The vast majority of saltwater aquarium hobbyists choose to keep fish and invertebrates that were collected on and around tropical coral reefs. Thus, if they want to keep their marine livestock alive and thriving, it’s essential that they maintain tropical temperatures in their tanks. The good news is, owing to the ready availability of high-quality, affordable aquarium heaters and thermometers, maintaining the right water temperature is a snap.
What’s the correct range?
Opinions vary when it comes to the ideal water temperature for a saltwater aquarium. Here at Saltwater Smarts, we recommend a temperature in the range of 76 to 80 degrees Fahrenheit. The exact value you settle upon within that range isn’t critical, but it is very important to keep it stable, as sudden, pronounced temperature fluctuations are extremely stressful to reef organisms.
The right tools for temperature maintenance
The heat-control workhorse of the saltwater-aquarium world is the submersible heater. We suggest choosing a model that is fully submersible versus the style designed to hang on the rim of the tank. Submersible heaters (we use EHEIM Jager models) give you much more flexibility when it comes to placement because they can be positioned in virtually any orientation. Be sure whatever model you choose is both easy to read and simple to adjust.
For the sake of aesthetics, you can creatively conceal your heater in the display tank, for example behind live rock, or you can leave it out of the display tank altogether and put it down in your sump instead.
If you plan to keep a boisterous fish species prone to trashing heaters and other equipment, such as a triggerfish, sump placement of the heater is highly recommended. If that’s not an option, you should choose a shatterproof heater, such as a titanium model or one encased within a plastic sheath.
Of course, you’ll also need to monitor your water temperature on a regular basis, ideally using either a floating thermometer (these are typically equipped with suction cups so they can be affixed to any smooth surface in your system) or a digital remote sensor with a temperature probe. A temperature check should be performed every day, so if you choose to place the thermometer out of sight in a sump, overflow compartment, refugium, etc., make sure you can easily access it.
How much heating power?
As a general rule, your aquarium heater should provide between 3 and 5 watts of heating power per gallon of aquarium capacity. So, if you have a 40-gallon tank, your heater should be rated for somewhere between 120 and 200 watts, depending on the prevailing ambient temperature in the vicinity of the aquarium.
TIP: Double up for big tanks
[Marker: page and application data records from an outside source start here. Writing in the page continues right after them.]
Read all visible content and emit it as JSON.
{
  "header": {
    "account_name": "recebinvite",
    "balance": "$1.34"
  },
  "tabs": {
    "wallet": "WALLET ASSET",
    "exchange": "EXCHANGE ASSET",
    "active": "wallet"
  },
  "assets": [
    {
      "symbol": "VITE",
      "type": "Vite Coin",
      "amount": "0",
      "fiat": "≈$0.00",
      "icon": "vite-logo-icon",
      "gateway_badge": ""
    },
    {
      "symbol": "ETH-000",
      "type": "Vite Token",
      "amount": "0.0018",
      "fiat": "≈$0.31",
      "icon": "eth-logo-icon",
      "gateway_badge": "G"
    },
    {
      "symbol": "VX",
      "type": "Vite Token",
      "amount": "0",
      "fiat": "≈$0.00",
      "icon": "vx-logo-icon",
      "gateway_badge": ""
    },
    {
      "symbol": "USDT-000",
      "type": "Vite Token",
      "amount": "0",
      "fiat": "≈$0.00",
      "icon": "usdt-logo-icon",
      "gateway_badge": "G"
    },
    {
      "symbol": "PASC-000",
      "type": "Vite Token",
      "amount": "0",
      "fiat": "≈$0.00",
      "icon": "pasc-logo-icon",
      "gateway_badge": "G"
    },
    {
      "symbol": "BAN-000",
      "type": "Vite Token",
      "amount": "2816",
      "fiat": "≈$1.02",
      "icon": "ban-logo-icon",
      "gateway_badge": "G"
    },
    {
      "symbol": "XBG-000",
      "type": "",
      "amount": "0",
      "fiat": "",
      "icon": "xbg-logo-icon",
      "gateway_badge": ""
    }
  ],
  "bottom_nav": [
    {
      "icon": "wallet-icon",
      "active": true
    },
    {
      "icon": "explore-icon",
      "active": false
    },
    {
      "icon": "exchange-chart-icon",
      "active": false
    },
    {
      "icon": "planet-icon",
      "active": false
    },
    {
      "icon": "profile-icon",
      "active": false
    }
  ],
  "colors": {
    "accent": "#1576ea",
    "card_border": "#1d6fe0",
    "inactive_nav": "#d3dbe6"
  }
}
With larger aquariums, it’s a good idea to use two heaters, each rated at approximately half the recommended wattage, instead of just one. This way, you’ll have more even heat distribution throughout the tank, and if one heater should break, you’ll still have another in operation to prevent a major temperature plunge while you head to the store to buy a replacement.